[Excerpts from an interface dataset]
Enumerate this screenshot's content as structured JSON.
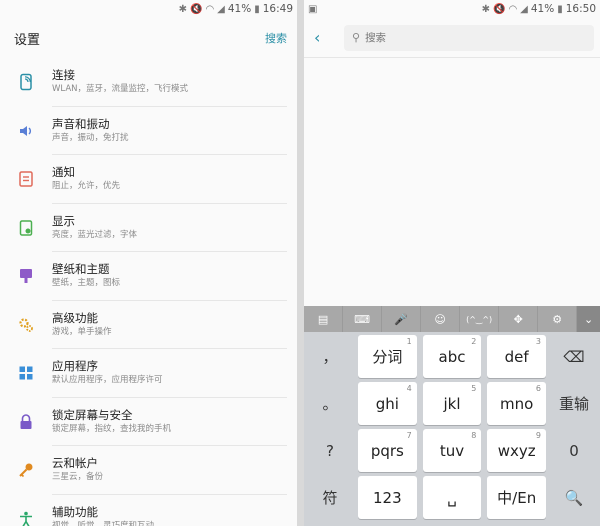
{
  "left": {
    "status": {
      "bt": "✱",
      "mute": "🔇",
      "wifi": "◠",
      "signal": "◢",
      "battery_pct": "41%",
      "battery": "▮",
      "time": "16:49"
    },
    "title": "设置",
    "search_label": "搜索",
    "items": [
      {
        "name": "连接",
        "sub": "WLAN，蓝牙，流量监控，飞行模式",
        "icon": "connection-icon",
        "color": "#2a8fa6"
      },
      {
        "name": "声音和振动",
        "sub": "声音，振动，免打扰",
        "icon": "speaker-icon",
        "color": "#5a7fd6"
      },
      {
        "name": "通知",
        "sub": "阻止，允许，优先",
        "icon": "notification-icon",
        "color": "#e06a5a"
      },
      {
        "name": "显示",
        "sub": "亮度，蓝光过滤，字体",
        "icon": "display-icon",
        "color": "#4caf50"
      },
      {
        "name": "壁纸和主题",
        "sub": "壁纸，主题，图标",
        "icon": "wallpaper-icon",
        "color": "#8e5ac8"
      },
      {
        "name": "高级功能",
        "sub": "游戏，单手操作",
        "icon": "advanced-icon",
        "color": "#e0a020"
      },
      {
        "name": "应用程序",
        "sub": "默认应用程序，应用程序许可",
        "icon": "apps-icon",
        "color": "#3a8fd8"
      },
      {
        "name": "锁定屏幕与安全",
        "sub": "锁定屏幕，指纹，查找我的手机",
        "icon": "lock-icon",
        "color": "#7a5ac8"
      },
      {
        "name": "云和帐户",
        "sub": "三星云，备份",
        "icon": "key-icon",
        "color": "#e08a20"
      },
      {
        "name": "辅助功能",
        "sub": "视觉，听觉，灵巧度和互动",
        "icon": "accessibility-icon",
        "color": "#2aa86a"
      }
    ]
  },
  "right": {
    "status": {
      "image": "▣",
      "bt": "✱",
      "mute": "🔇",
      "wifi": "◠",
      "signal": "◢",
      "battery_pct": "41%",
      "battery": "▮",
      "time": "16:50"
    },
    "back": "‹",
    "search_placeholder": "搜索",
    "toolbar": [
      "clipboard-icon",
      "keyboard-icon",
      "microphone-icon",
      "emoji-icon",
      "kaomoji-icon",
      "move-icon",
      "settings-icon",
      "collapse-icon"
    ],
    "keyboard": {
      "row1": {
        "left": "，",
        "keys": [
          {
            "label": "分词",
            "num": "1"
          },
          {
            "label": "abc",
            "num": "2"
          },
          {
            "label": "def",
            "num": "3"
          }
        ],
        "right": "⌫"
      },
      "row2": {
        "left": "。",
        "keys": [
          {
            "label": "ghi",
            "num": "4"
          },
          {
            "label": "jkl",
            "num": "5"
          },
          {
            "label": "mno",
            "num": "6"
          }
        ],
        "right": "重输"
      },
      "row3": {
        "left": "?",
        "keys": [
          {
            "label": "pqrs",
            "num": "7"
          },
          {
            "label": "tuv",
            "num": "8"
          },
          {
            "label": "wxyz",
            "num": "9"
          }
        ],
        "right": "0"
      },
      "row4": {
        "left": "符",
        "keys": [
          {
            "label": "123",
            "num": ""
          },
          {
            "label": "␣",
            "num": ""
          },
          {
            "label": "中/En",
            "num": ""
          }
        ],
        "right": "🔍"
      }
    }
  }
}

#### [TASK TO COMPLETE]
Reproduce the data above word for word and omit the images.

#### [RESPONSE AREA]
Enumerate this screenshot's content as structured JSON.
{
  "left": {
    "status": {
      "bt": "✱",
      "mute": "🔇",
      "wifi": "◠",
      "signal": "◢",
      "battery_pct": "41%",
      "battery": "▮",
      "time": "16:49"
    },
    "title": "设置",
    "search_label": "搜索",
    "items": [
      {
        "name": "连接",
        "sub": "WLAN，蓝牙，流量监控，飞行模式",
        "icon": "connection-icon",
        "color": "#2a8fa6"
      },
      {
        "name": "声音和振动",
        "sub": "声音，振动，免打扰",
        "icon": "speaker-icon",
        "color": "#5a7fd6"
      },
      {
        "name": "通知",
        "sub": "阻止，允许，优先",
        "icon": "notification-icon",
        "color": "#e06a5a"
      },
      {
        "name": "显示",
        "sub": "亮度，蓝光过滤，字体",
        "icon": "display-icon",
        "color": "#4caf50"
      },
      {
        "name": "壁纸和主题",
        "sub": "壁纸，主题，图标",
        "icon": "wallpaper-icon",
        "color": "#8e5ac8"
      },
      {
        "name": "高级功能",
        "sub": "游戏，单手操作",
        "icon": "advanced-icon",
        "color": "#e0a020"
      },
      {
        "name": "应用程序",
        "sub": "默认应用程序，应用程序许可",
        "icon": "apps-icon",
        "color": "#3a8fd8"
      },
      {
        "name": "锁定屏幕与安全",
        "sub": "锁定屏幕，指纹，查找我的手机",
        "icon": "lock-icon",
        "color": "#7a5ac8"
      },
      {
        "name": "云和帐户",
        "sub": "三星云，备份",
        "icon": "key-icon",
        "color": "#e08a20"
      },
      {
        "name": "辅助功能",
        "sub": "视觉，听觉，灵巧度和互动",
        "icon": "accessibility-icon",
        "color": "#2aa86a"
      }
    ]
  },
  "right": {
    "status": {
      "image": "▣",
      "bt": "✱",
      "mute": "🔇",
      "wifi": "◠",
      "signal": "◢",
      "battery_pct": "41%",
      "battery": "▮",
      "time": "16:50"
    },
    "back": "‹",
    "search_placeholder": "搜索",
    "toolbar": [
      "clipboard-icon",
      "keyboard-icon",
      "microphone-icon",
      "emoji-icon",
      "kaomoji-icon",
      "move-icon",
      "settings-icon",
      "collapse-icon"
    ],
    "keyboard": {
      "row1": {
        "left": "，",
        "keys": [
          {
            "label": "分词",
            "num": "1"
          },
          {
            "label": "abc",
            "num": "2"
          },
          {
            "label": "def",
            "num": "3"
          }
        ],
        "right": "⌫"
      },
      "row2": {
        "left": "。",
        "keys": [
          {
            "label": "ghi",
            "num": "4"
          },
          {
            "label": "jkl",
            "num": "5"
          },
          {
            "label": "mno",
            "num": "6"
          }
        ],
        "right": "重输"
      },
      "row3": {
        "left": "?",
        "keys": [
          {
            "label": "pqrs",
            "num": "7"
          },
          {
            "label": "tuv",
            "num": "8"
          },
          {
            "label": "wxyz",
            "num": "9"
          }
        ],
        "right": "0"
      },
      "row4": {
        "left": "符",
        "keys": [
          {
            "label": "123",
            "num": ""
          },
          {
            "label": "␣",
            "num": ""
          },
          {
            "label": "中/En",
            "num": ""
          }
        ],
        "right": "🔍"
      }
    }
  }
}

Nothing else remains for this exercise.